Off to the left a little, in the cave, is where thing Mary was visited by Gabriel.  We couldn’t go down there, they were having some sort of service.


The second level of the church

Oh yeah, at one point we wandered past Mary’s well, where several people have deducted that it must have been the well where Mary, and thereby Jesus, got their water from.  It was quite unimpressive, a hole in the ground that smelled like urine.  Perhaps that’s more authentic.

We cruised by that little Nazareth village.  The period place.  I feel like you can either really hit or really miss with those types of things, and this was pretty cool.  They had a excavated a bunch of foundations and rebuilt/replicated some of the old buildings. One of the coolest things we saw was a wine press, carved into the rock.  Regrettably, we don’t have a picture, but it was pretty cool to see how they did in the old days, quite ingenious really.  They had also replicated the olive oil process.  They used ass power to crush the olives:


The next we ventured into Haifa to check out the Baha'I Gardens.  They’ve got this huge shrine there with these immaculate gardens terraced into the side of this big hill.  I don’t know much about the religion, but they have great gardeners.  Unfortunately, we couldn’t really go all the way into the gardens, we had to stay outside the gates.  But here they are looking down.


Me practicing my smooth moves and sweet lines… it worked.


Then we headed to Akko, the site of the last Jewish resistance against the British mandate.  It was cool, we got to tour the old crusader city and see some old dungeons and secret tunnels:


In the tunnels below the city.


The Templar Tunnel



The crew with out nifty audio guides.

All in all a good trip.  And we topped it off with a few hours at the beach on the way back.  It was nice to feel like a tourist for a little bit.

Alright, that’s enough.  Thanks for following.

Wednesday, November 10, 2010

It’s been a while….sorry

Drew and I have been lost in thought and conversation with one another this last week. We have been confronted with lots of decisions so our minds and energy have been focused a lot on that. With that we could really use your prayers for guidance and good communication with not only each other but with the people we are volunteering for.

Any ways life in Israel continues with the adjustments of the culture/language and the heat….oh the heat. Its hard to see the Facebook posts of it raining and snowing places because we only dream of those here. The temperature has dropped a little bit but its never consistent, one night it’s cool and the other nights are so hot that you don’t want any blankets on you. I’m in the mood for big jackets and scarfs, for thick socks and warm drinks, and our down sleeping bags!!!! But the waiting continues…some day…maybe some day

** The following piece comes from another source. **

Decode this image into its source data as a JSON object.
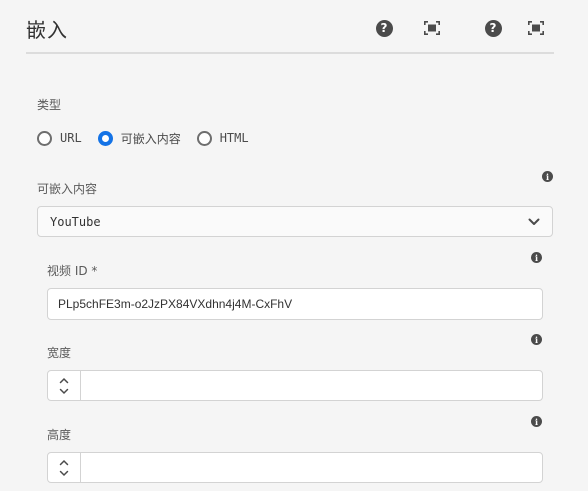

Last Saturday we had a fun event!!! All the staff came together and Drew led us in our own team-building game with applying the experiential debrief.

 team building 2Got to love him

So here we are…. staff that teach this stuff, and WE even have a problem with communication and leadership……oops…team building 1

It was neat though seeing one another outside of a work context because we got a chance to see and speak who we really are and how we function. I would highly recommend it for any staff

. team buildingJumping game

Another fun thing that Drew led us in was the high ropes course, that is now functional!!!!.here’s some pictures to give you a visualteam building 10         team building 11

team building 4               team building 7

team building 9     team building 12

Love you all and hope this a little somin’ somin’ to keep you going